But because of unforeseen circumstances, the aromas of goods designed for the sweet tooth have been replaced with the fragrances of designers from around the world, which can be had right here in Pendleton.

Steele began making perfumes, colognes, body oils, skin moisturizers and soaps about seven years ago in what started as a fun hobby making candles. She makes and packages the scents in her home and distributes them worldwide, with customers in the United Kingdom, Thailand, the United Arab Emirates and Estonia, where the price of goods can soar.

“I have one fragrance that is very popular but is extremely pricey,” Steele said. “Killian is the name, ‘Back to Black’ and ‘Straight From Heaven’. And this lady from Estonia bought them from me because they are $500 to $600 per bottle where she lives. Well, they’re $475 here, so she bought multiple bottles from me.”

Her prices are lower than the designers because she doesn’t have the same packaging and marketing costs, she said.
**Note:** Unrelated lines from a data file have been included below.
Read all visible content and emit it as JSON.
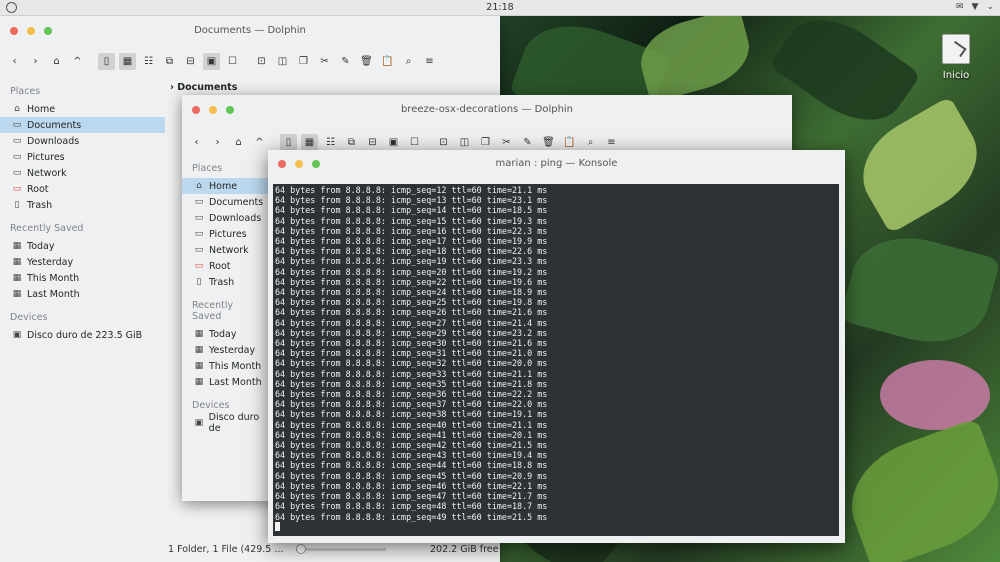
{
  "panel": {
    "clock": "21:18"
  },
  "desktop": {
    "icon_label": "Inicio"
  },
  "dolphin_back": {
    "title": "Documents — Dolphin",
    "breadcrumb": "Documents",
    "status": "1 Folder, 1 File (429.5 ...",
    "free_space": "202.2 GiB free",
    "places_header": "Places",
    "places": [
      {
        "label": "Home",
        "icon": "home-icon",
        "selected": false
      },
      {
        "label": "Documents",
        "icon": "folder-icon",
        "selected": true
      },
      {
        "label": "Downloads",
        "icon": "folder-icon",
        "selected": false
      },
      {
        "label": "Pictures",
        "icon": "folder-icon",
        "selected": false
      },
      {
        "label": "Network",
        "icon": "network-icon",
        "selected": false
      },
      {
        "label": "Root",
        "icon": "folder-red-icon",
        "selected": false
      },
      {
        "label": "Trash",
        "icon": "trash-icon",
        "selected": false
      }
    ],
    "recent_header": "Recently Saved",
    "recent": [
      "Today",
      "Yesterday",
      "This Month",
      "Last Month"
    ],
    "devices_header": "Devices",
    "devices": [
      "Disco duro de 223.5 GiB"
    ]
  },
  "dolphin_mid": {
    "title": "breeze-osx-decorations — Dolphin",
    "places_header": "Places",
    "places": [
      {
        "label": "Home",
        "selected": true
      },
      {
        "label": "Documents",
        "selected": false
      },
      {
        "label": "Downloads",
        "selected": false
      },
      {
        "label": "Pictures",
        "selected": false
      },
      {
        "label": "Network",
        "selected": false
      },
      {
        "label": "Root",
        "selected": false
      },
      {
        "label": "Trash",
        "selected": false
      }
    ],
    "recent_header": "Recently Saved",
    "recent": [
      "Today",
      "Yesterday",
      "This Month",
      "Last Month"
    ],
    "devices_header": "Devices",
    "devices": [
      "Disco duro de"
    ]
  },
  "konsole": {
    "title": "marian : ping — Konsole",
    "lines": [
      "64 bytes from 8.8.8.8: icmp_seq=12 ttl=60 time=21.1 ms",
      "64 bytes from 8.8.8.8: icmp_seq=13 ttl=60 time=23.1 ms",
      "64 bytes from 8.8.8.8: icmp_seq=14 ttl=60 time=18.5 ms",
      "64 bytes from 8.8.8.8: icmp_seq=15 ttl=60 time=19.3 ms",
      "64 bytes from 8.8.8.8: icmp_seq=16 ttl=60 time=22.3 ms",
      "64 bytes from 8.8.8.8: icmp_seq=17 ttl=60 time=19.9 ms",
      "64 bytes from 8.8.8.8: icmp_seq=18 ttl=60 time=22.6 ms",
      "64 bytes from 8.8.8.8: icmp_seq=19 ttl=60 time=23.3 ms",
      "64 bytes from 8.8.8.8: icmp_seq=20 ttl=60 time=19.2 ms",
      "64 bytes from 8.8.8.8: icmp_seq=22 ttl=60 time=19.6 ms",
      "64 bytes from 8.8.8.8: icmp_seq=24 ttl=60 time=18.9 ms",
      "64 bytes from 8.8.8.8: icmp_seq=25 ttl=60 time=19.8 ms",
      "64 bytes from 8.8.8.8: icmp_seq=26 ttl=60 time=21.6 ms",
      "64 bytes from 8.8.8.8: icmp_seq=27 ttl=60 time=21.4 ms",
      "64 bytes from 8.8.8.8: icmp_seq=29 ttl=60 time=23.2 ms",
      "64 bytes from 8.8.8.8: icmp_seq=30 ttl=60 time=21.6 ms",
      "64 bytes from 8.8.8.8: icmp_seq=31 ttl=60 time=21.0 ms",
      "64 bytes from 8.8.8.8: icmp_seq=32 ttl=60 time=20.0 ms",
      "64 bytes from 8.8.8.8: icmp_seq=33 ttl=60 time=21.1 ms",
      "64 bytes from 8.8.8.8: icmp_seq=35 ttl=60 time=21.8 ms",
      "64 bytes from 8.8.8.8: icmp_seq=36 ttl=60 time=22.2 ms",
      "64 bytes from 8.8.8.8: icmp_seq=37 ttl=60 time=22.0 ms",
      "64 bytes from 8.8.8.8: icmp_seq=38 ttl=60 time=19.1 ms",
      "64 bytes from 8.8.8.8: icmp_seq=40 ttl=60 time=21.1 ms",
      "64 bytes from 8.8.8.8: icmp_seq=41 ttl=60 time=20.1 ms",
      "64 bytes from 8.8.8.8: icmp_seq=42 ttl=60 time=21.5 ms",
      "64 bytes from 8.8.8.8: icmp_seq=43 ttl=60 time=19.4 ms",
      "64 bytes from 8.8.8.8: icmp_seq=44 ttl=60 time=18.8 ms",
      "64 bytes from 8.8.8.8: icmp_seq=45 ttl=60 time=20.9 ms",
      "64 bytes from 8.8.8.8: icmp_seq=46 ttl=60 time=22.1 ms",
      "64 bytes from 8.8.8.8: icmp_seq=47 ttl=60 time=21.7 ms",
      "64 bytes from 8.8.8.8: icmp_seq=48 ttl=60 time=18.7 ms",
      "64 bytes from 8.8.8.8: icmp_seq=49 ttl=60 time=21.5 ms"
    ]
  },
  "colors": {
    "selection": "#bcd8ee",
    "terminal_bg": "#2e3235",
    "close": "#ed6a5e",
    "minimize": "#f4be4f",
    "maximize": "#61c454"
  }
}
Steele does the distribution work herself through Facebook and Etsy pages, where more than 900 items are available for order, including her own original creations.

“There is something for everyone,” she said. “Hands down, the most popular is Le Labo Santal number 33. It is a unisex fragrance; for some reason, people order three or four bottles at a time. Roll-on, oil, you name it, they’ll take it any way they can get it. They love that stuff; it’s a leather earthy undertone.”

Steele was delivering baked goods to stores in Carmel, Noblesville, Fishers and Pendleton when she was diagnosed with epilepsy. Due to seizures, she could no longer make her deliveries. Fragrances were a way to continue her passion for Periwinkle Lane while working from home.

“Three years ago this month, I lost my driver license,” she said. “I did all of my chocolates and my cupcakes and this, but I couldn’t drive anymore. I couldn’t restock. So, I took those lemons and decided that the biggest sales were on the internet. I can get all my packaging shipped straight to the house and packages picked up at the house. That’s when I shifted from the baking to this. I decided to grow this, because this is where I can focus right now.”

Despite the setback in her health, Steele, who is also the receptionist and maintenance secretary for the South Madison Community School Corp., remains positive. This is partly because of the demand for her goods, which she expands based on requests from her customers.

“You figure out another plan,” she said. “You get thrown a wrench, and you fix it.”

She usually wakes up at 4 a.m. and works with her oils, soaps and perfumes. Then, after a long day at the school corporation building, she returns home to tinker with body washes and beard balms again. That’s a lot of hard work for something she loves to do, with one added side effect.

“I have the best- smelling garbage in Pendleton,” Steele said with a laugh.